**TO DO**:
Exactly as written, return every line of the data below apart from the pictures.

**DATASET**:
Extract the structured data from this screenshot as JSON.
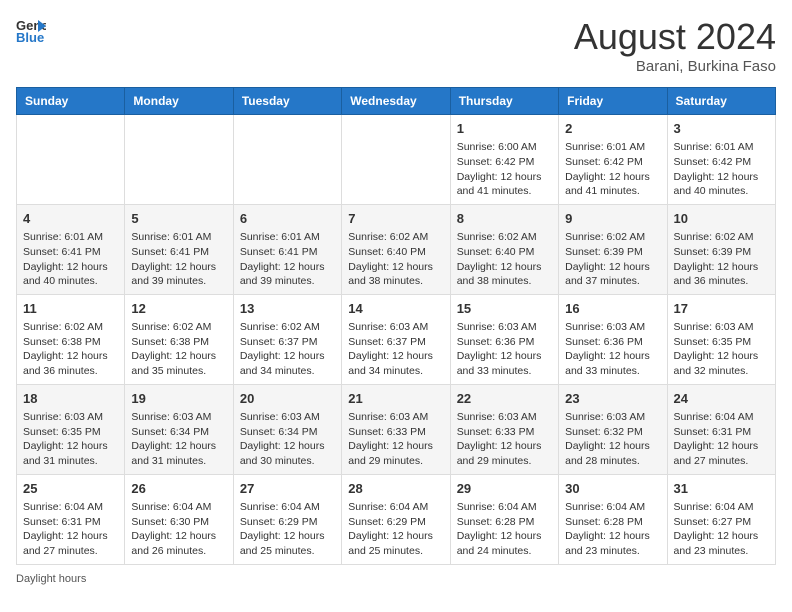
{
  "header": {
    "logo_line1": "General",
    "logo_line2": "Blue",
    "month_year": "August 2024",
    "location": "Barani, Burkina Faso"
  },
  "days_of_week": [
    "Sunday",
    "Monday",
    "Tuesday",
    "Wednesday",
    "Thursday",
    "Friday",
    "Saturday"
  ],
  "weeks": [
    [
      {
        "day": "",
        "content": ""
      },
      {
        "day": "",
        "content": ""
      },
      {
        "day": "",
        "content": ""
      },
      {
        "day": "",
        "content": ""
      },
      {
        "day": "1",
        "content": "Sunrise: 6:00 AM\nSunset: 6:42 PM\nDaylight: 12 hours\nand 41 minutes."
      },
      {
        "day": "2",
        "content": "Sunrise: 6:01 AM\nSunset: 6:42 PM\nDaylight: 12 hours\nand 41 minutes."
      },
      {
        "day": "3",
        "content": "Sunrise: 6:01 AM\nSunset: 6:42 PM\nDaylight: 12 hours\nand 40 minutes."
      }
    ],
    [
      {
        "day": "4",
        "content": "Sunrise: 6:01 AM\nSunset: 6:41 PM\nDaylight: 12 hours\nand 40 minutes."
      },
      {
        "day": "5",
        "content": "Sunrise: 6:01 AM\nSunset: 6:41 PM\nDaylight: 12 hours\nand 39 minutes."
      },
      {
        "day": "6",
        "content": "Sunrise: 6:01 AM\nSunset: 6:41 PM\nDaylight: 12 hours\nand 39 minutes."
      },
      {
        "day": "7",
        "content": "Sunrise: 6:02 AM\nSunset: 6:40 PM\nDaylight: 12 hours\nand 38 minutes."
      },
      {
        "day": "8",
        "content": "Sunrise: 6:02 AM\nSunset: 6:40 PM\nDaylight: 12 hours\nand 38 minutes."
      },
      {
        "day": "9",
        "content": "Sunrise: 6:02 AM\nSunset: 6:39 PM\nDaylight: 12 hours\nand 37 minutes."
      },
      {
        "day": "10",
        "content": "Sunrise: 6:02 AM\nSunset: 6:39 PM\nDaylight: 12 hours\nand 36 minutes."
      }
    ],
    [
      {
        "day": "11",
        "content": "Sunrise: 6:02 AM\nSunset: 6:38 PM\nDaylight: 12 hours\nand 36 minutes."
      },
      {
        "day": "12",
        "content": "Sunrise: 6:02 AM\nSunset: 6:38 PM\nDaylight: 12 hours\nand 35 minutes."
      },
      {
        "day": "13",
        "content": "Sunrise: 6:02 AM\nSunset: 6:37 PM\nDaylight: 12 hours\nand 34 minutes."
      },
      {
        "day": "14",
        "content": "Sunrise: 6:03 AM\nSunset: 6:37 PM\nDaylight: 12 hours\nand 34 minutes."
      },
      {
        "day": "15",
        "content": "Sunrise: 6:03 AM\nSunset: 6:36 PM\nDaylight: 12 hours\nand 33 minutes."
      },
      {
        "day": "16",
        "content": "Sunrise: 6:03 AM\nSunset: 6:36 PM\nDaylight: 12 hours\nand 33 minutes."
      },
      {
        "day": "17",
        "content": "Sunrise: 6:03 AM\nSunset: 6:35 PM\nDaylight: 12 hours\nand 32 minutes."
      }
    ],
    [
      {
        "day": "18",
        "content": "Sunrise: 6:03 AM\nSunset: 6:35 PM\nDaylight: 12 hours\nand 31 minutes."
      },
      {
        "day": "19",
        "content": "Sunrise: 6:03 AM\nSunset: 6:34 PM\nDaylight: 12 hours\nand 31 minutes."
      },
      {
        "day": "20",
        "content": "Sunrise: 6:03 AM\nSunset: 6:34 PM\nDaylight: 12 hours\nand 30 minutes."
      },
      {
        "day": "21",
        "content": "Sunrise: 6:03 AM\nSunset: 6:33 PM\nDaylight: 12 hours\nand 29 minutes."
      },
      {
        "day": "22",
        "content": "Sunrise: 6:03 AM\nSunset: 6:33 PM\nDaylight: 12 hours\nand 29 minutes."
      },
      {
        "day": "23",
        "content": "Sunrise: 6:03 AM\nSunset: 6:32 PM\nDaylight: 12 hours\nand 28 minutes."
      },
      {
        "day": "24",
        "content": "Sunrise: 6:04 AM\nSunset: 6:31 PM\nDaylight: 12 hours\nand 27 minutes."
      }
    ],
    [
      {
        "day": "25",
        "content": "Sunrise: 6:04 AM\nSunset: 6:31 PM\nDaylight: 12 hours\nand 27 minutes."
      },
      {
        "day": "26",
        "content": "Sunrise: 6:04 AM\nSunset: 6:30 PM\nDaylight: 12 hours\nand 26 minutes."
      },
      {
        "day": "27",
        "content": "Sunrise: 6:04 AM\nSunset: 6:29 PM\nDaylight: 12 hours\nand 25 minutes."
      },
      {
        "day": "28",
        "content": "Sunrise: 6:04 AM\nSunset: 6:29 PM\nDaylight: 12 hours\nand 25 minutes."
      },
      {
        "day": "29",
        "content": "Sunrise: 6:04 AM\nSunset: 6:28 PM\nDaylight: 12 hours\nand 24 minutes."
      },
      {
        "day": "30",
        "content": "Sunrise: 6:04 AM\nSunset: 6:28 PM\nDaylight: 12 hours\nand 23 minutes."
      },
      {
        "day": "31",
        "content": "Sunrise: 6:04 AM\nSunset: 6:27 PM\nDaylight: 12 hours\nand 23 minutes."
      }
    ]
  ],
  "footer": {
    "daylight_label": "Daylight hours"
  }
}
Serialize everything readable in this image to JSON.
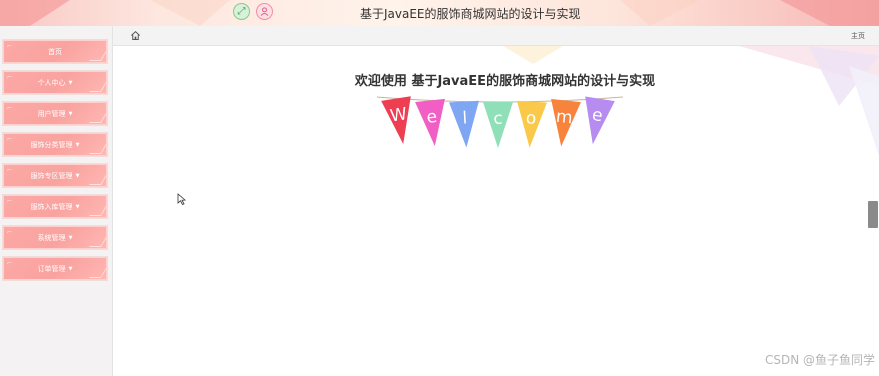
{
  "header": {
    "title": "基于JavaEE的服饰商城网站的设计与实现",
    "icons": [
      "fullscreen-icon",
      "user-icon"
    ]
  },
  "sidebar": {
    "items": [
      {
        "label": "首页",
        "has_caret": false
      },
      {
        "label": "个人中心",
        "has_caret": true
      },
      {
        "label": "用户管理",
        "has_caret": true
      },
      {
        "label": "服饰分类管理",
        "has_caret": true
      },
      {
        "label": "服饰专区管理",
        "has_caret": true
      },
      {
        "label": "服饰入库管理",
        "has_caret": true
      },
      {
        "label": "系统管理",
        "has_caret": true
      },
      {
        "label": "订单管理",
        "has_caret": true
      }
    ],
    "caret": "▼"
  },
  "breadcrumb": {
    "home_icon": "home-icon",
    "right_label": "主页"
  },
  "main": {
    "welcome_title": "欢迎使用 基于JavaEE的服饰商城网站的设计与实现",
    "bunting": {
      "letters": [
        "W",
        "e",
        "l",
        "c",
        "o",
        "m",
        "e"
      ],
      "colors": [
        "#ee3e52",
        "#f25fc4",
        "#7fa6f2",
        "#8fe0b8",
        "#fbc94a",
        "#f7833d",
        "#b78cf0"
      ]
    }
  },
  "watermark": "CSDN @鱼子鱼同学"
}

**RESULT OF THIS EXERCISE**:
Extract the structured data from this screenshot as JSON.
{
  "header": {
    "logo_line1": "General",
    "logo_line2": "Blue",
    "month_year": "August 2024",
    "location": "Barani, Burkina Faso"
  },
  "days_of_week": [
    "Sunday",
    "Monday",
    "Tuesday",
    "Wednesday",
    "Thursday",
    "Friday",
    "Saturday"
  ],
  "weeks": [
    [
      {
        "day": "",
        "content": ""
      },
      {
        "day": "",
        "content": ""
      },
      {
        "day": "",
        "content": ""
      },
      {
        "day": "",
        "content": ""
      },
      {
        "day": "1",
        "content": "Sunrise: 6:00 AM\nSunset: 6:42 PM\nDaylight: 12 hours\nand 41 minutes."
      },
      {
        "day": "2",
        "content": "Sunrise: 6:01 AM\nSunset: 6:42 PM\nDaylight: 12 hours\nand 41 minutes."
      },
      {
        "day": "3",
        "content": "Sunrise: 6:01 AM\nSunset: 6:42 PM\nDaylight: 12 hours\nand 40 minutes."
      }
    ],
    [
      {
        "day": "4",
        "content": "Sunrise: 6:01 AM\nSunset: 6:41 PM\nDaylight: 12 hours\nand 40 minutes."
      },
      {
        "day": "5",
        "content": "Sunrise: 6:01 AM\nSunset: 6:41 PM\nDaylight: 12 hours\nand 39 minutes."
      },
      {
        "day": "6",
        "content": "Sunrise: 6:01 AM\nSunset: 6:41 PM\nDaylight: 12 hours\nand 39 minutes."
      },
      {
        "day": "7",
        "content": "Sunrise: 6:02 AM\nSunset: 6:40 PM\nDaylight: 12 hours\nand 38 minutes."
      },
      {
        "day": "8",
        "content": "Sunrise: 6:02 AM\nSunset: 6:40 PM\nDaylight: 12 hours\nand 38 minutes."
      },
      {
        "day": "9",
        "content": "Sunrise: 6:02 AM\nSunset: 6:39 PM\nDaylight: 12 hours\nand 37 minutes."
      },
      {
        "day": "10",
        "content": "Sunrise: 6:02 AM\nSunset: 6:39 PM\nDaylight: 12 hours\nand 36 minutes."
      }
    ],
    [
      {
        "day": "11",
        "content": "Sunrise: 6:02 AM\nSunset: 6:38 PM\nDaylight: 12 hours\nand 36 minutes."
      },
      {
        "day": "12",
        "content": "Sunrise: 6:02 AM\nSunset: 6:38 PM\nDaylight: 12 hours\nand 35 minutes."
      },
      {
        "day": "13",
        "content": "Sunrise: 6:02 AM\nSunset: 6:37 PM\nDaylight: 12 hours\nand 34 minutes."
      },
      {
        "day": "14",
        "content": "Sunrise: 6:03 AM\nSunset: 6:37 PM\nDaylight: 12 hours\nand 34 minutes."
      },
      {
        "day": "15",
        "content": "Sunrise: 6:03 AM\nSunset: 6:36 PM\nDaylight: 12 hours\nand 33 minutes."
      },
      {
        "day": "16",
        "content": "Sunrise: 6:03 AM\nSunset: 6:36 PM\nDaylight: 12 hours\nand 33 minutes."
      },
      {
        "day": "17",
        "content": "Sunrise: 6:03 AM\nSunset: 6:35 PM\nDaylight: 12 hours\nand 32 minutes."
      }
    ],
    [
      {
        "day": "18",
        "content": "Sunrise: 6:03 AM\nSunset: 6:35 PM\nDaylight: 12 hours\nand 31 minutes."
      },
      {
        "day": "19",
        "content": "Sunrise: 6:03 AM\nSunset: 6:34 PM\nDaylight: 12 hours\nand 31 minutes."
      },
      {
        "day": "20",
        "content": "Sunrise: 6:03 AM\nSunset: 6:34 PM\nDaylight: 12 hours\nand 30 minutes."
      },
      {
        "day": "21",
        "content": "Sunrise: 6:03 AM\nSunset: 6:33 PM\nDaylight: 12 hours\nand 29 minutes."
      },
      {
        "day": "22",
        "content": "Sunrise: 6:03 AM\nSunset: 6:33 PM\nDaylight: 12 hours\nand 29 minutes."
      },
      {
        "day": "23",
        "content": "Sunrise: 6:03 AM\nSunset: 6:32 PM\nDaylight: 12 hours\nand 28 minutes."
      },
      {
        "day": "24",
        "content": "Sunrise: 6:04 AM\nSunset: 6:31 PM\nDaylight: 12 hours\nand 27 minutes."
      }
    ],
    [
      {
        "day": "25",
        "content": "Sunrise: 6:04 AM\nSunset: 6:31 PM\nDaylight: 12 hours\nand 27 minutes."
      },
      {
        "day": "26",
        "content": "Sunrise: 6:04 AM\nSunset: 6:30 PM\nDaylight: 12 hours\nand 26 minutes."
      },
      {
        "day": "27",
        "content": "Sunrise: 6:04 AM\nSunset: 6:29 PM\nDaylight: 12 hours\nand 25 minutes."
      },
      {
        "day": "28",
        "content": "Sunrise: 6:04 AM\nSunset: 6:29 PM\nDaylight: 12 hours\nand 25 minutes."
      },
      {
        "day": "29",
        "content": "Sunrise: 6:04 AM\nSunset: 6:28 PM\nDaylight: 12 hours\nand 24 minutes."
      },
      {
        "day": "30",
        "content": "Sunrise: 6:04 AM\nSunset: 6:28 PM\nDaylight: 12 hours\nand 23 minutes."
      },
      {
        "day": "31",
        "content": "Sunrise: 6:04 AM\nSunset: 6:27 PM\nDaylight: 12 hours\nand 23 minutes."
      }
    ]
  ],
  "footer": {
    "daylight_label": "Daylight hours"
  }
}
Serialize everything readable in this image to JSON.
{
  "header": {
    "title": "基于JavaEE的服饰商城网站的设计与实现",
    "icons": [
      "fullscreen-icon",
      "user-icon"
    ]
  },
  "sidebar": {
    "items": [
      {
        "label": "首页",
        "has_caret": false
      },
      {
        "label": "个人中心",
        "has_caret": true
      },
      {
        "label": "用户管理",
        "has_caret": true
      },
      {
        "label": "服饰分类管理",
        "has_caret": true
      },
      {
        "label": "服饰专区管理",
        "has_caret": true
      },
      {
        "label": "服饰入库管理",
        "has_caret": true
      },
      {
        "label": "系统管理",
        "has_caret": true
      },
      {
        "label": "订单管理",
        "has_caret": true
      }
    ],
    "caret": "▼"
  },
  "breadcrumb": {
    "home_icon": "home-icon",
    "right_label": "主页"
  },
  "main": {
    "welcome_title": "欢迎使用 基于JavaEE的服饰商城网站的设计与实现",
    "bunting": {
      "letters": [
        "W",
        "e",
        "l",
        "c",
        "o",
        "m",
        "e"
      ],
      "colors": [
        "#ee3e52",
        "#f25fc4",
        "#7fa6f2",
        "#8fe0b8",
        "#fbc94a",
        "#f7833d",
        "#b78cf0"
      ]
    }
  },
  "watermark": "CSDN @鱼子鱼同学"
}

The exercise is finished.